faster than a kite
bearing the news of peril
purple and discreet
Who sent that box?
His name extinguished
powder, sick perfume, alarm
rising like the moon
safe alabaster chambers
now cold fortresses
sweat on the brow
check is in the mail
I remember when they fell
I was sleeping well
someone woke me with a shout
all was turned around
How could this be?
Don’t know where to run
Mom, in the mountains, begged me
Come home now, honey
The mountains were not my home
City born and raised
Eyes closed to the sun
Papers falling, people I can’t
talk about, years later.
Just months hence, the sniper attacks
Zigzag to the car
Death at the Depot
No one has a home
Wednesday, March 3, 2010
I do not know what Sodalis means.
It puts me in mind of a combination watch/compass, some device that tells you where and when to go.
I envision it at the pivot of a double-bladed jackknife, its edges cutting their own stories into the air, setting their own beginnings and endings.

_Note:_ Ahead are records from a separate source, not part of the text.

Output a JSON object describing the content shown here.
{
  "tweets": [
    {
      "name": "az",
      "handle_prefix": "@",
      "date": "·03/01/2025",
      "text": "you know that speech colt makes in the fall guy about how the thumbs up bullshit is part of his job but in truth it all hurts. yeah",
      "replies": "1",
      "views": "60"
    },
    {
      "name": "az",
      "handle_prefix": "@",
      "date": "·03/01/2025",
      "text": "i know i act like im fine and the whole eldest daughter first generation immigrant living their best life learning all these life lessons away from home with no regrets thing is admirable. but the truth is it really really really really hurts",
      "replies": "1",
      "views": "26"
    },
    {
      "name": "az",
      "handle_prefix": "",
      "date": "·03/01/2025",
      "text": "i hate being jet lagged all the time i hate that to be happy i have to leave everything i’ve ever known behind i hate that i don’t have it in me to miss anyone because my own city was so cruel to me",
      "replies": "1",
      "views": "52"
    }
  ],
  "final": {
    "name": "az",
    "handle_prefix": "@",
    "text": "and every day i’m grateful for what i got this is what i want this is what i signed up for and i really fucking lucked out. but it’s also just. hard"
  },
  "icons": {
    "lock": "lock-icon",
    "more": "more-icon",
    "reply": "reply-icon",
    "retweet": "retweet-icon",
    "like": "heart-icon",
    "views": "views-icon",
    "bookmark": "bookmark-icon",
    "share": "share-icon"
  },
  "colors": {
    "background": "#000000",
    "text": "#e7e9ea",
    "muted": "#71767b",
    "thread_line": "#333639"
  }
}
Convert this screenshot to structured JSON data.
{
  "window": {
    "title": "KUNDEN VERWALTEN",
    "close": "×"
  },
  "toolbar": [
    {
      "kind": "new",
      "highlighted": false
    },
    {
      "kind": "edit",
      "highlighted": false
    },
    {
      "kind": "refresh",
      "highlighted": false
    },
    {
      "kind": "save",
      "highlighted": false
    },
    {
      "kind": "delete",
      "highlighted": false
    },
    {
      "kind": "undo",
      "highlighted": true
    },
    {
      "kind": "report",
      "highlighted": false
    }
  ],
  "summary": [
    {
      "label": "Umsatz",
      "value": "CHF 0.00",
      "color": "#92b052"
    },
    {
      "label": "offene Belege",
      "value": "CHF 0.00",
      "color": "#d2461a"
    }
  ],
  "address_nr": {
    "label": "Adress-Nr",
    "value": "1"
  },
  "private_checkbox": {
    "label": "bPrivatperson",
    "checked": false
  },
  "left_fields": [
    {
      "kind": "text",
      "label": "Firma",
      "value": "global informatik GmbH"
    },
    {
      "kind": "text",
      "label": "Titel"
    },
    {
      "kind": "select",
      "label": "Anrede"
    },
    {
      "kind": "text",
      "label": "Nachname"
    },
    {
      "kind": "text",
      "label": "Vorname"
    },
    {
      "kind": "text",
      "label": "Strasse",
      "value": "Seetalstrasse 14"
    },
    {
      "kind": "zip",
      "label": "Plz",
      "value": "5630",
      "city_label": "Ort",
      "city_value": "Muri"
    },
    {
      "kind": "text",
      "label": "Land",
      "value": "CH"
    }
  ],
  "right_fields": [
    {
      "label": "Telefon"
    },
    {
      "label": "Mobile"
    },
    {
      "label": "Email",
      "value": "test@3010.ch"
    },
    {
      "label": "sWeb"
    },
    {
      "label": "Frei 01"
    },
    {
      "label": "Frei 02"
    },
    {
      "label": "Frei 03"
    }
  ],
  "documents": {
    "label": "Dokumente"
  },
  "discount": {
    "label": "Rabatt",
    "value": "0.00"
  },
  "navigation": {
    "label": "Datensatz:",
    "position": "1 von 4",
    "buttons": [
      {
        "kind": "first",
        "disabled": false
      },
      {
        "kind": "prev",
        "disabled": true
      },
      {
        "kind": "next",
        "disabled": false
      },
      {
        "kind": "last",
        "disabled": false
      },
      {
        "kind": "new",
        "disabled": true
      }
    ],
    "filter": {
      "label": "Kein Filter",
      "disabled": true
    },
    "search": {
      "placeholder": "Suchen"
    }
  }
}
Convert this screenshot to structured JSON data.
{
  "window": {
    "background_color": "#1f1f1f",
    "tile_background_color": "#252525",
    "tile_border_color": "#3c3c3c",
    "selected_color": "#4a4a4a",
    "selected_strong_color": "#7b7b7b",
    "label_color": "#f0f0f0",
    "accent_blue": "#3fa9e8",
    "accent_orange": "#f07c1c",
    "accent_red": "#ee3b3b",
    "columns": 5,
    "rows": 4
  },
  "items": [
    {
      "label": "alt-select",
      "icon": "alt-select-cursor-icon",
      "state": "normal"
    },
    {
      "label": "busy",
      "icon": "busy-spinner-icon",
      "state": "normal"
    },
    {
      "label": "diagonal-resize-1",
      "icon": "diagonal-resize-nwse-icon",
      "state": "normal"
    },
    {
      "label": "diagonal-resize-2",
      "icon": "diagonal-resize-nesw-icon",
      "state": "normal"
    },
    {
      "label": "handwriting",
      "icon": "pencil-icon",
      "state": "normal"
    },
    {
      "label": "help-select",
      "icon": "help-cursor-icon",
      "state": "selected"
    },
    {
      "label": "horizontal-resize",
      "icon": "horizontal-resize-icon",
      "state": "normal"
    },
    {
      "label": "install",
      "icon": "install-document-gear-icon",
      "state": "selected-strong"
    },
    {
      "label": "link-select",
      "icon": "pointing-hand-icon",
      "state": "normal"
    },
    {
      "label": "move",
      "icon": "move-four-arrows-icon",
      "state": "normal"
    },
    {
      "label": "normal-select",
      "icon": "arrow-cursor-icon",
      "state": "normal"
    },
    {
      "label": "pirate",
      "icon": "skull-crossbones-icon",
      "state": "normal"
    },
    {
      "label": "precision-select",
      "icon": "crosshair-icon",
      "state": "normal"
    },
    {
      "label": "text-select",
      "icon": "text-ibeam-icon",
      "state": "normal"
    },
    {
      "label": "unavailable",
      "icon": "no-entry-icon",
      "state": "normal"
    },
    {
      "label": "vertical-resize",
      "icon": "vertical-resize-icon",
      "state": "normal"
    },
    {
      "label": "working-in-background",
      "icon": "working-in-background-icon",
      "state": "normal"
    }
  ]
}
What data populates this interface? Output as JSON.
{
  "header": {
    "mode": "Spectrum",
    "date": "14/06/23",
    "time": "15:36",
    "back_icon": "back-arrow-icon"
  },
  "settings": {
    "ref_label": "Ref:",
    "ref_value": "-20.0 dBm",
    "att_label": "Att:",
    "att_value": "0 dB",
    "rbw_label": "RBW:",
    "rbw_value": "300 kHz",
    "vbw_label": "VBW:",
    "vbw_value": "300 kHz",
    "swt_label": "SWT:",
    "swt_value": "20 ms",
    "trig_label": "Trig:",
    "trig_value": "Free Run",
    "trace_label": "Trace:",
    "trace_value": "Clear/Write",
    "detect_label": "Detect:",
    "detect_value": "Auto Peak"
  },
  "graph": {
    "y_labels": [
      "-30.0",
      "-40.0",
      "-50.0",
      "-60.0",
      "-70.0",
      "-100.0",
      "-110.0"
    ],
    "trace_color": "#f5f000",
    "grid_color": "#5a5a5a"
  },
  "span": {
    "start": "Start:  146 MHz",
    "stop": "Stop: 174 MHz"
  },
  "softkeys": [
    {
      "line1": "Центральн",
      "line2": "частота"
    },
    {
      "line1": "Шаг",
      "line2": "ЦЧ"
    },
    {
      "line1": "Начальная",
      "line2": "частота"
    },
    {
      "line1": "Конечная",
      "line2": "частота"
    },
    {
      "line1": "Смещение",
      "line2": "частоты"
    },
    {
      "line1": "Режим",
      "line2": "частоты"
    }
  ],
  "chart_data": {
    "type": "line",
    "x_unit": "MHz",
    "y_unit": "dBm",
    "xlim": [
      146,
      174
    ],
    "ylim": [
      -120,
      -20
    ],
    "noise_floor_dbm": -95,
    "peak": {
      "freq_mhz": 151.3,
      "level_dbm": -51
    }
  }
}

I am trying to edit a microbiological manuscript.
I have a four-day headache.
I grow distracted and look at an old story, the one about the two filmmakers who, face to face, shot each other.
It’s an irresistible riddle: how they managed to die together, one earthshaking grand mort.
A play on words is kinder than the truth: how she swallowed enough drugstore pills to die, how he went missing a week later, clothes and wallet on the beach.
How many days alive without her? Six? Seven?
Too many to fathom.
I knew him by name. By face.
I see him in my memory, walking down Philadelphia Avenue by the Takoma Park Library, a ten-year-old curly-headed boy in a peacoat, so solemn, dark-eyed.
Going to bed early--did I play with him?--and leaving me, his sitter, to ponder his mother’s bookshelves, read the books the library wouldn’t let me have, wonder whether the thin, bearded man in the poster with “ZIG ZAG” under it was her single-mom, agnostic Jesus.
I lie again. Who thinks of such things? I remember
that he was an uncannily handsome child. That is a surface, and I never got to see anything deeper. Maybe in his art. Maybe in that final stroke of tragedy. Did he walk out like Virginia Woolf, or did he find some height
and jackknife into the waves? And what of where I started,
with Sodalis? “Sodalis glossinidius is a maternally transmitted endosymbiont of tsetse flies,” says Google.
I could make a metaphor, but it would mean nothing. A mother, who loved him. A lover with a sickness, who slept. Image after image of colors merging; room after room of the Winchester Mystery House,
the folly of a woman who lost everyone and built room after room, a maze to stave off the reaper’s staff. A bug in the gut of a fly that can be caught easily with an electric-blue net. How do I make it mean anything?
At fifty-two, he washed the company out of his life
with Gilbey’s. I never met him, just heard of his adventures:
the budgets padded to soften the clatter of minibar bottles
into gray wastebaskets, forming sticky glass mountains
from San Jose to Wichita to Charlotte, atop one of which
his body was bent, two days dead, a week before the
Three years later,
the 2003 Pontiac Bonneville still hunkers in the corner
of the lot: gold-green with pollen, its windows
pigeon-dotted, its front vanity plate slightly dented.
I’m going to dent it again. I feel no pity
for the plaid scarf that droops over
the passenger headrest where a head
never rested, the jowly tires, the yellow ribbon
glued on the back glass. This sad man,
given the company passed from son to son,
left it dispirited, twitching. The underling
who hired me was fired a week later.
The work is too disorderly to pack into
a boulder to push up the hill.
I was promised parking. Five years dead,
this fallen leader
still takes up space.
Tuesday, March 2, 2010
pieces of the plan
scattered on the cellar floor
covered with a box or two
never go away
all the little horses
running through your head
feel the rafters shake
sizes of seismic selection
shake out a shard or two
somehow that broken piece
and you’ll trip
with an armful of sheets
you’ll fall into your own
Monday, March 1, 2010
Why choose it, when you know it’ll suck
the intellect, the compassion, the gravy goodness
out of you? Why trade two hours of life
for this? It’s not a trip you take alone,
or sober: in the night’s wee smalls you gather
at the screen, jabber like soothsayers, all the while
watching, hoping your laugh
meets theirs in a piss-take
that passeth understanding.